[REQUIREMENT]: A line belongs in the answer if it contains "Internet"; copy every such line from the entries below.

[DATA FOR REVIEW]:
************
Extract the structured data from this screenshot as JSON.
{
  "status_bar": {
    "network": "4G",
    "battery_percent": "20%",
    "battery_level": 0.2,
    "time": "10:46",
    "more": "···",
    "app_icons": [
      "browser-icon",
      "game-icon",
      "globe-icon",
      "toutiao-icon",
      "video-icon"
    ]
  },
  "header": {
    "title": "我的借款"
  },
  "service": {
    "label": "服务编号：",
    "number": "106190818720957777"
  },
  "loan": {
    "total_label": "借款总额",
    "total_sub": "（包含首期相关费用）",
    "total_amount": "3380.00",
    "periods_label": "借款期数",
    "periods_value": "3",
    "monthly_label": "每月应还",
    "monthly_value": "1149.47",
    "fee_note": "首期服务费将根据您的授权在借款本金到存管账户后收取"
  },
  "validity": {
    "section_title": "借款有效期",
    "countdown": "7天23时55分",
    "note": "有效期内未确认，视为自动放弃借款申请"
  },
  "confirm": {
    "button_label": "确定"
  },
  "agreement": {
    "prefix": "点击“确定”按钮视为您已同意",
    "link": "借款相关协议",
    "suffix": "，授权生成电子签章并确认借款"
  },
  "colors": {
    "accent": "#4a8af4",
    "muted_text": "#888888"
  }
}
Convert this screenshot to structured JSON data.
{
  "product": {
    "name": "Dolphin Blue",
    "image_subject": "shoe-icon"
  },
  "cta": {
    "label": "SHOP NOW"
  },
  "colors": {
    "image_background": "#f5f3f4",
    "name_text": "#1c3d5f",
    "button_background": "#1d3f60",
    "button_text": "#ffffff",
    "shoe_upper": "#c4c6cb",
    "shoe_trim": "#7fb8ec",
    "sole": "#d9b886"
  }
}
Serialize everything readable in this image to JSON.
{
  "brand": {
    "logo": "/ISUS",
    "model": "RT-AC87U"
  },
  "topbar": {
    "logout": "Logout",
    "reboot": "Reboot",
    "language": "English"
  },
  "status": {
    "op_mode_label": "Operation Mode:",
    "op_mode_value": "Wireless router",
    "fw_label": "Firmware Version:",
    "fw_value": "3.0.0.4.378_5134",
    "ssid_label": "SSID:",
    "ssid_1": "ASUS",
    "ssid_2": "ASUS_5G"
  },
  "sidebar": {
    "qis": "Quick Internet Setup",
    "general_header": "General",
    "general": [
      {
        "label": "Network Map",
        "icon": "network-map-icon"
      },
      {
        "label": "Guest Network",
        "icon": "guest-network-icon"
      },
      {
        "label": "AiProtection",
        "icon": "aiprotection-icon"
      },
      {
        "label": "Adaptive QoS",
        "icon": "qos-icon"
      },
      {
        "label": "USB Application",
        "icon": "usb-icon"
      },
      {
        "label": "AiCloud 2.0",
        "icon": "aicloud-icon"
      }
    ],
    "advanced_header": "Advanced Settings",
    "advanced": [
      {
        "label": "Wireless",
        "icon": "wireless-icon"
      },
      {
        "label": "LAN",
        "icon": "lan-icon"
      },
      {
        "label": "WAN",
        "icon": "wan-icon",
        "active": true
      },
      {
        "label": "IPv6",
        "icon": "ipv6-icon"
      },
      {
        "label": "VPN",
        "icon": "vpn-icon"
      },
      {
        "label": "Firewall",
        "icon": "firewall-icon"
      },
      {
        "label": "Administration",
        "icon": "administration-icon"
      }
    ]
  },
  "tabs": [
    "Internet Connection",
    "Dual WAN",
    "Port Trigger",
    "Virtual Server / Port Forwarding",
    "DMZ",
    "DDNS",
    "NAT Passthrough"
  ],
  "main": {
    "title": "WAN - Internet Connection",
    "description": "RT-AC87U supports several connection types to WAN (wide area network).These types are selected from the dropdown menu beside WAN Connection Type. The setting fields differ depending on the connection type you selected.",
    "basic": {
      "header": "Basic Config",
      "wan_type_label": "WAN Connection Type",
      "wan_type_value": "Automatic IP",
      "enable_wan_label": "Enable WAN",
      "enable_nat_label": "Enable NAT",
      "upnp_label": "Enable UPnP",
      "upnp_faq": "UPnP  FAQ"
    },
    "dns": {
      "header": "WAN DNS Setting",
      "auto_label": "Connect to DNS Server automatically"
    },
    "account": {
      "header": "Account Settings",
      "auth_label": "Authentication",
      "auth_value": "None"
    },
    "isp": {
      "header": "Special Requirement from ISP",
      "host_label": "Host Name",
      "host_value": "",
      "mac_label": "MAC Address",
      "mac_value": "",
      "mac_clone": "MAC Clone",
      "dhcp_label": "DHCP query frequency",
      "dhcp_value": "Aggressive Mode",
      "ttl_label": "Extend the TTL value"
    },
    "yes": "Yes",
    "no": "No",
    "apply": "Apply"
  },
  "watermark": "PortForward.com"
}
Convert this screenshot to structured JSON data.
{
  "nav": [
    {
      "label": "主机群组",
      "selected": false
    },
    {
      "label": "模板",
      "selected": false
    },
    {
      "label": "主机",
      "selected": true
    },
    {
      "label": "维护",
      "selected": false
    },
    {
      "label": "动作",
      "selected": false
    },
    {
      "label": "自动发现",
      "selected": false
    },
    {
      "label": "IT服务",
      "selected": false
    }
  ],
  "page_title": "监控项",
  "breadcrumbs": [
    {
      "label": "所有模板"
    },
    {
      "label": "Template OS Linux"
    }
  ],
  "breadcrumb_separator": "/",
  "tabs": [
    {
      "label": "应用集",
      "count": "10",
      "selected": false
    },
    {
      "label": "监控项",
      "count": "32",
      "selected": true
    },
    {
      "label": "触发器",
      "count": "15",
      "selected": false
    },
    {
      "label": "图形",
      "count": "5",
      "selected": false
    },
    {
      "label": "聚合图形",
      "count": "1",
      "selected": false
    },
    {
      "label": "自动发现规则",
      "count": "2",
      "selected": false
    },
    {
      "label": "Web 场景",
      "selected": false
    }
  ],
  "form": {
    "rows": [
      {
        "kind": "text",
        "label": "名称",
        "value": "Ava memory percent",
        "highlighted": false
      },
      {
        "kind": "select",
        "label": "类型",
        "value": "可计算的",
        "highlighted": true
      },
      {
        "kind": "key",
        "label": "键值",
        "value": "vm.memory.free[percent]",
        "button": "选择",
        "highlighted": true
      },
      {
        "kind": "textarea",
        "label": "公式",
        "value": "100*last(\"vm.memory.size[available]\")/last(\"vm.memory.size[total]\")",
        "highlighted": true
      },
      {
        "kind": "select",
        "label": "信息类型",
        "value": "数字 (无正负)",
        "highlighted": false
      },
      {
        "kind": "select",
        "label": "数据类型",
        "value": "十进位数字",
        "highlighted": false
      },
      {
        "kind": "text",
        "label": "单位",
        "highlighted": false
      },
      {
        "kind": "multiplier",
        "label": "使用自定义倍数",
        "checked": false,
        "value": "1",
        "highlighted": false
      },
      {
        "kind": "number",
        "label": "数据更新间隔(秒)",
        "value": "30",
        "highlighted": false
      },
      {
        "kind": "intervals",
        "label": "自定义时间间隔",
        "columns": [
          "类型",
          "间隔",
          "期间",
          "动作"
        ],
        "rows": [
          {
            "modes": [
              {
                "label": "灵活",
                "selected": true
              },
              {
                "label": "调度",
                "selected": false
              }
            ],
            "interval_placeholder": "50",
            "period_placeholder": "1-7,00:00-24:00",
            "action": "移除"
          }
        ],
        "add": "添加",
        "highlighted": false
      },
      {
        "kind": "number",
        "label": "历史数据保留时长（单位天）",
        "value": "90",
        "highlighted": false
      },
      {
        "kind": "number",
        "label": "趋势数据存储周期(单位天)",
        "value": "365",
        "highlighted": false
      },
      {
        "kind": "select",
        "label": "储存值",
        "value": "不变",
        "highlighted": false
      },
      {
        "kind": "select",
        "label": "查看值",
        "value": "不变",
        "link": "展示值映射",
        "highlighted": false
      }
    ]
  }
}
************
[TASK ANSWER]:
    "qis": "Quick Internet Setup",
    "Internet Connection",
    "title": "WAN - Internet Connection",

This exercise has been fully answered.